(App and web page records)
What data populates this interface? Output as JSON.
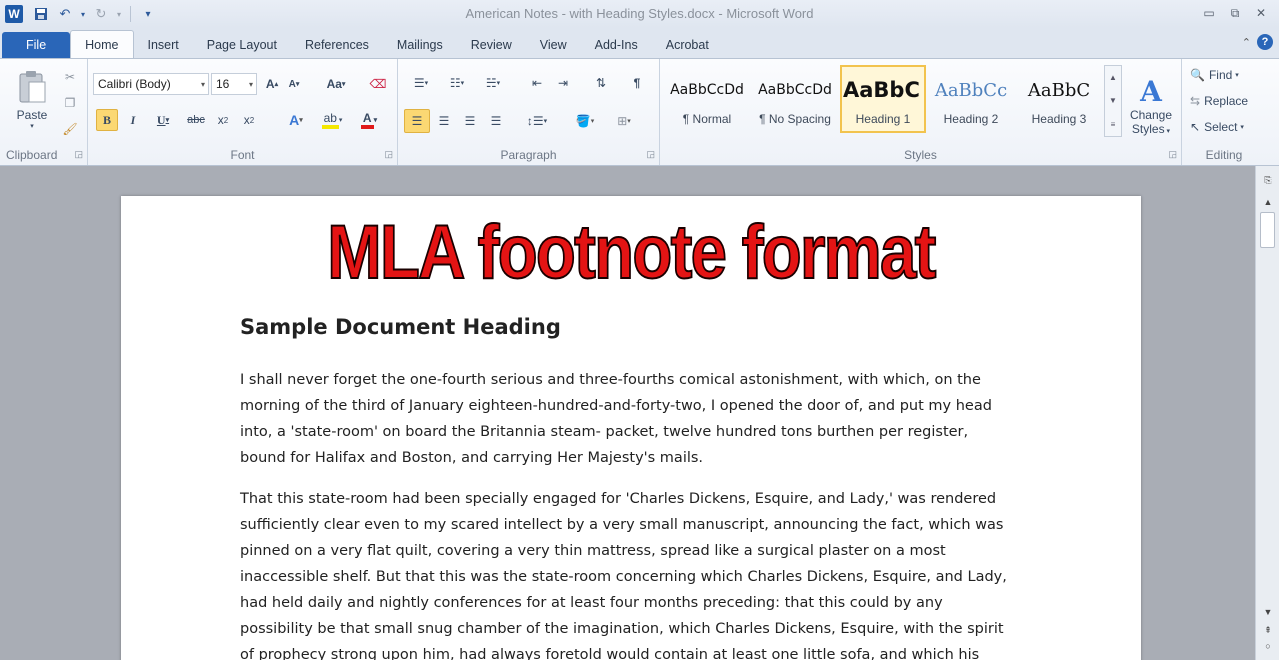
{
  "window": {
    "title": "American Notes - with Heading Styles.docx  -  Microsoft Word",
    "app_icon_letter": "W"
  },
  "tabs": [
    {
      "label": "File"
    },
    {
      "label": "Home"
    },
    {
      "label": "Insert"
    },
    {
      "label": "Page Layout"
    },
    {
      "label": "References"
    },
    {
      "label": "Mailings"
    },
    {
      "label": "Review"
    },
    {
      "label": "View"
    },
    {
      "label": "Add-Ins"
    },
    {
      "label": "Acrobat"
    }
  ],
  "ribbon": {
    "clipboard": {
      "paste_label": "Paste",
      "group_label": "Clipboard"
    },
    "font": {
      "font_name": "Calibri (Body)",
      "font_size": "16",
      "group_label": "Font"
    },
    "paragraph": {
      "group_label": "Paragraph"
    },
    "styles": {
      "group_label": "Styles",
      "items": [
        {
          "sample": "AaBbCcDd",
          "name": "¶ Normal"
        },
        {
          "sample": "AaBbCcDd",
          "name": "¶ No Spacing"
        },
        {
          "sample": "AaBbC",
          "name": "Heading 1"
        },
        {
          "sample": "AaBbCc",
          "name": "Heading 2"
        },
        {
          "sample": "AaBbC",
          "name": "Heading 3"
        }
      ],
      "change_styles_label_1": "Change",
      "change_styles_label_2": "Styles"
    },
    "editing": {
      "find_label": "Find",
      "replace_label": "Replace",
      "select_label": "Select",
      "group_label": "Editing"
    }
  },
  "overlay_title": "MLA footnote format",
  "document": {
    "heading": "Sample Document Heading",
    "paragraph1_lines": [
      "I shall never forget the one-fourth serious and three-fourths comical astonishment, with which, on the",
      "morning of the third of January eighteen-hundred-and-forty-two,  I opened the door of, and put my head",
      "into, a 'state-room' on board the Britannia steam- packet, twelve hundred tons burthen per register,",
      "bound for Halifax and Boston, and carrying Her Majesty's mails."
    ],
    "paragraph2_lines": [
      "That this state-room had been specially engaged for 'Charles Dickens, Esquire, and Lady,' was rendered",
      "sufficiently clear even to my scared intellect by a very small manuscript, announcing the fact, which was",
      "pinned on a very flat quilt, covering a very thin mattress, spread like a surgical plaster on a most",
      "inaccessible shelf. But that this was the state-room concerning which Charles Dickens, Esquire, and Lady,",
      "had held daily and nightly conferences for at least four months preceding: that this could by any",
      "possibility be that small snug chamber of the imagination, which Charles Dickens, Esquire, with the spirit",
      "of prophecy strong upon him, had always foretold would contain at least one little sofa, and which his"
    ]
  },
  "colors": {
    "overlay_red": "#e41414",
    "file_tab_blue": "#2a66b8",
    "selected_style": "#f2c34e"
  }
}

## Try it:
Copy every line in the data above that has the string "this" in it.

## Response box:
What data populates this interface? Output as JSON.
      "That this state-room had been specially engaged for 'Charles Dickens, Esquire, and Lady,' was rendered",
      "inaccessible shelf. But that this was the state-room concerning which Charles Dickens, Esquire, and Lady,",
      "had held daily and nightly conferences for at least four months preceding: that this could by any",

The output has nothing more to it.